  18. We will also build on the experience of managing and safeguarding the well-being of migrant workers during the pandemic. We have set up a new operating unit the Assurance, Care & Engagement (ACE) Group to take over and continue the work of the Inter-Agency Task Force. 

  19. Over the last five months, the Task Force has provided assurance to migrant workers at the dormitories and cleared the dormitories of COVID-19 infection. The new ACE Group will ensure dormitories and other migrant worker housing are safe and resilient against public health threats, by building a stronger system of medical support for migrant workers. It will also partner with the community and migrant worker groups to meet the social needs of workers.

  20. As important as it is to safeguard the health and wellness of our workers, we must also ensure the higher costs are sustainable. In particular, we will carefully consider the cost-sharing model for higher standards in migrant worker dormitories and develop an insurance programme to help employers manage unexpectedly large medical expenses of their migrant workers.

    Championing Family-Friendly Workplaces

  21. The “new normal” brought about by COVID-19 provides a great opportunity to review workplace practices and entrench more flexible work arrangements (FWAs). This will serve public health objectives and improve business continuity, and work-life harmony (WLH). 

  22. We will implement the Citizens’ Panel’s recommendations to support employers to offer FWAs and WLH initiatives and promote greater awareness through diagnostic tools, ambassadors and recognising progressive employers.

    Working with Tripartite Partners to Instil Fairness at Work

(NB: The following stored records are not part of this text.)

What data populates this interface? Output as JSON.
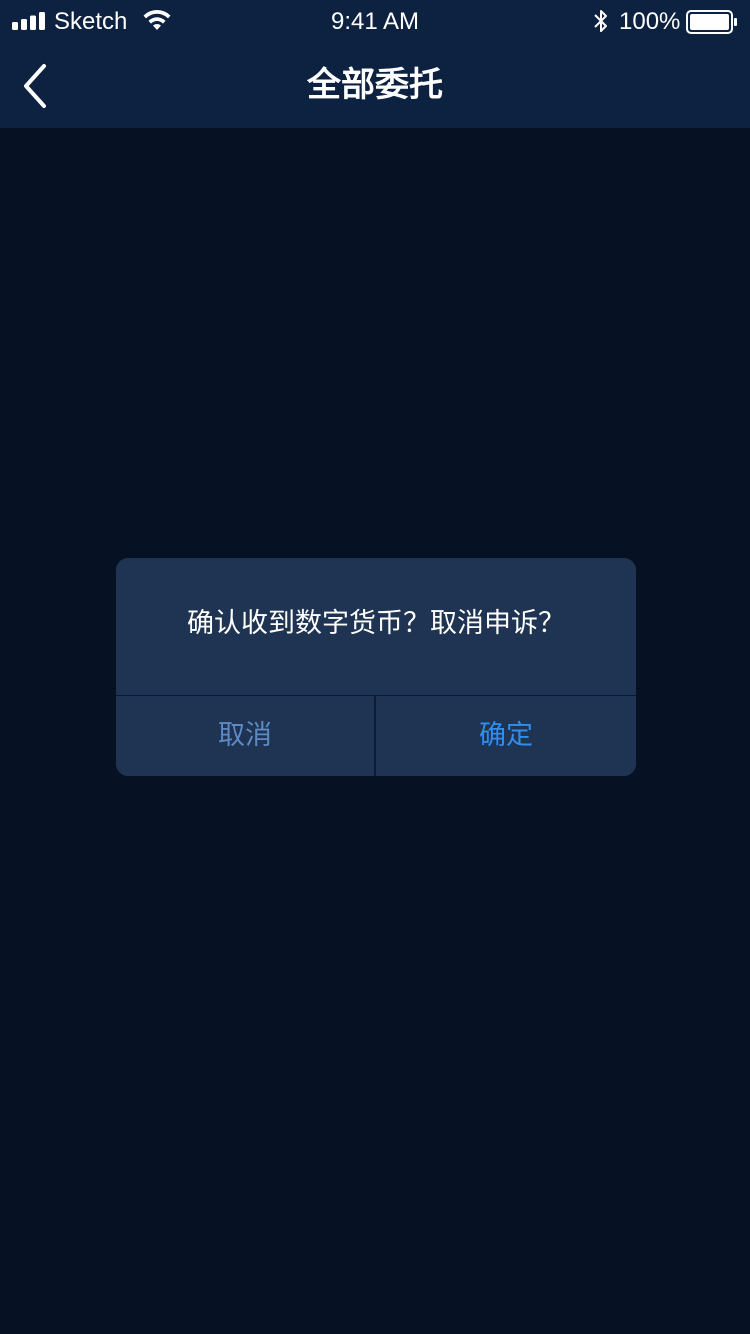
{
  "status_bar": {
    "carrier": "Sketch",
    "time": "9:41 AM",
    "battery_percent": "100%",
    "icons": [
      "signal-icon",
      "wifi-icon",
      "bluetooth-icon",
      "battery-icon"
    ]
  },
  "nav": {
    "title": "全部委托",
    "back_icon": "chevron-left-icon"
  },
  "dialog": {
    "message": "确认收到数字货币？取消申诉？",
    "cancel_label": "取消",
    "confirm_label": "确定"
  },
  "colors": {
    "background": "#061224",
    "bar_background": "#0d2140",
    "dialog_background": "#1f3352",
    "cancel_text": "#5d8ac4",
    "confirm_text": "#2f8ef0"
  }
}
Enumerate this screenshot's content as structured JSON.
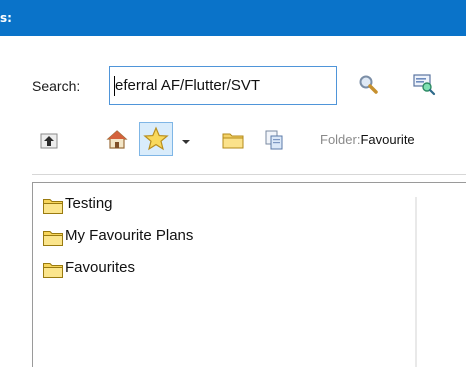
{
  "window": {
    "title": "s:"
  },
  "search": {
    "label": "Search:",
    "value": "eferral AF/Flutter/SVT"
  },
  "toolbar": {
    "folder_label": "Folder:",
    "folder_value": "Favourite"
  },
  "tree": {
    "items": [
      {
        "label": "Testing",
        "icon": "folder-icon"
      },
      {
        "label": "My Favourite Plans",
        "icon": "folder-icon"
      },
      {
        "label": "Favourites",
        "icon": "folder-icon"
      }
    ]
  },
  "colors": {
    "title_bar": "#0a73c9",
    "input_border": "#4f95d9",
    "folder_yellow": "#f7d55b"
  }
}
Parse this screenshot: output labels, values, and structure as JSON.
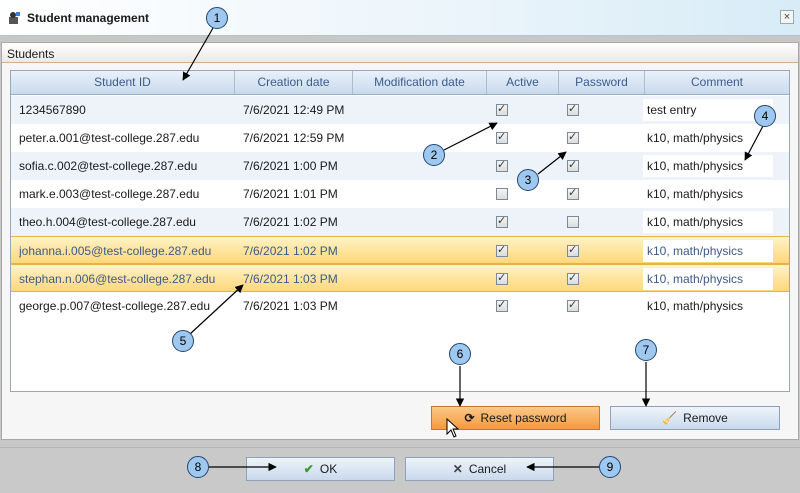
{
  "window": {
    "title": "Student management",
    "close_glyph": "×",
    "icon": "student-app-icon"
  },
  "group": {
    "title": "Students"
  },
  "grid": {
    "columns": [
      "Student ID",
      "Creation date",
      "Modification date",
      "Active",
      "Password",
      "Comment"
    ],
    "rows": [
      {
        "student_id": "1234567890",
        "creation_date": "7/6/2021 12:49 PM",
        "modification_date": "",
        "active": true,
        "password": true,
        "comment": "test entry",
        "selected": false
      },
      {
        "student_id": "peter.a.001@test-college.287.edu",
        "creation_date": "7/6/2021 12:59 PM",
        "modification_date": "",
        "active": true,
        "password": true,
        "comment": "k10, math/physics",
        "selected": false
      },
      {
        "student_id": "sofia.c.002@test-college.287.edu",
        "creation_date": "7/6/2021 1:00 PM",
        "modification_date": "",
        "active": true,
        "password": true,
        "comment": "k10, math/physics",
        "selected": false
      },
      {
        "student_id": "mark.e.003@test-college.287.edu",
        "creation_date": "7/6/2021 1:01 PM",
        "modification_date": "",
        "active": false,
        "password": true,
        "comment": "k10, math/physics",
        "selected": false
      },
      {
        "student_id": "theo.h.004@test-college.287.edu",
        "creation_date": "7/6/2021 1:02 PM",
        "modification_date": "",
        "active": true,
        "password": false,
        "comment": "k10, math/physics",
        "selected": false
      },
      {
        "student_id": "johanna.i.005@test-college.287.edu",
        "creation_date": "7/6/2021 1:02 PM",
        "modification_date": "",
        "active": true,
        "password": true,
        "comment": "k10, math/physics",
        "selected": true
      },
      {
        "student_id": "stephan.n.006@test-college.287.edu",
        "creation_date": "7/6/2021 1:03 PM",
        "modification_date": "",
        "active": true,
        "password": true,
        "comment": "k10, math/physics",
        "selected": true
      },
      {
        "student_id": "george.p.007@test-college.287.edu",
        "creation_date": "7/6/2021 1:03 PM",
        "modification_date": "",
        "active": true,
        "password": true,
        "comment": "k10, math/physics",
        "selected": false
      }
    ]
  },
  "actions": {
    "reset_password_label": "Reset password",
    "reset_password_icon": "refresh-icon",
    "remove_label": "Remove",
    "remove_icon": "broom-icon"
  },
  "dialog_buttons": {
    "ok_label": "OK",
    "ok_icon": "checkmark-icon",
    "cancel_label": "Cancel",
    "cancel_icon": "x-icon"
  },
  "callouts": [
    "1",
    "2",
    "3",
    "4",
    "5",
    "6",
    "7",
    "8",
    "9"
  ],
  "colors": {
    "selected_row": "#ffd77a",
    "header_text": "#3b5d8c",
    "orange_button": "#f39a3c",
    "callout_fill": "#9ec8f0"
  }
}
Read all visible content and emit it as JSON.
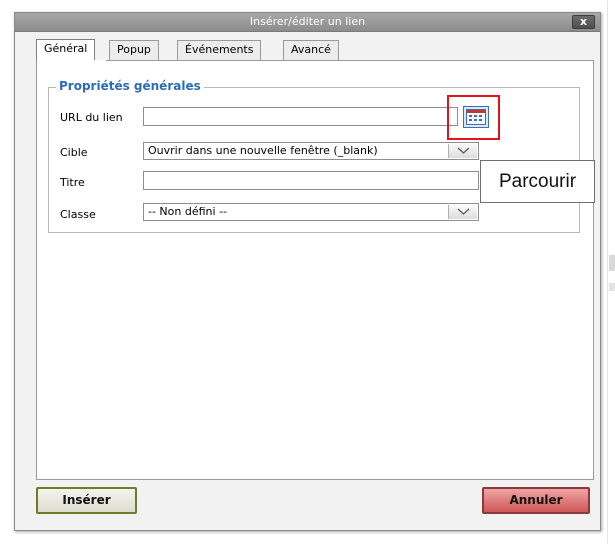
{
  "dialog": {
    "title": "Insérer/éditer un lien",
    "close_symbol": "x"
  },
  "tabs": [
    {
      "label": "Général",
      "active": true
    },
    {
      "label": "Popup",
      "active": false
    },
    {
      "label": "Événements",
      "active": false
    },
    {
      "label": "Avancé",
      "active": false
    }
  ],
  "general": {
    "legend": "Propriétés générales",
    "fields": {
      "url": {
        "label": "URL du lien",
        "value": ""
      },
      "target": {
        "label": "Cible",
        "value": "Ouvrir dans une nouvelle fenêtre (_blank)"
      },
      "title": {
        "label": "Titre",
        "value": ""
      },
      "class": {
        "label": "Classe",
        "value": "-- Non défini --"
      }
    },
    "browse_icon": "browse-icon",
    "tooltip": "Parcourir"
  },
  "footer": {
    "insert_label": "Insérer",
    "cancel_label": "Annuler"
  },
  "colors": {
    "legend_blue": "#2b6db5",
    "highlight_red": "#e3151a",
    "insert_border": "#6c7d2a",
    "cancel_fill": "#d05757"
  }
}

  23. Our tripartite partners are jointly committed to working closely with Singaporeans to overcome the economic and labour market challenges posed by the COVID-19 pandemic. To help our workers and business succeed, we will continue to uphold fair opportunities, fair hiring, fair competition and fair support for everyone to progress at every stage of their working lives. In collaboration with the whole-of-society as part of the SG Together movement, we can and will emerge stronger from this crisis as a cohesive society.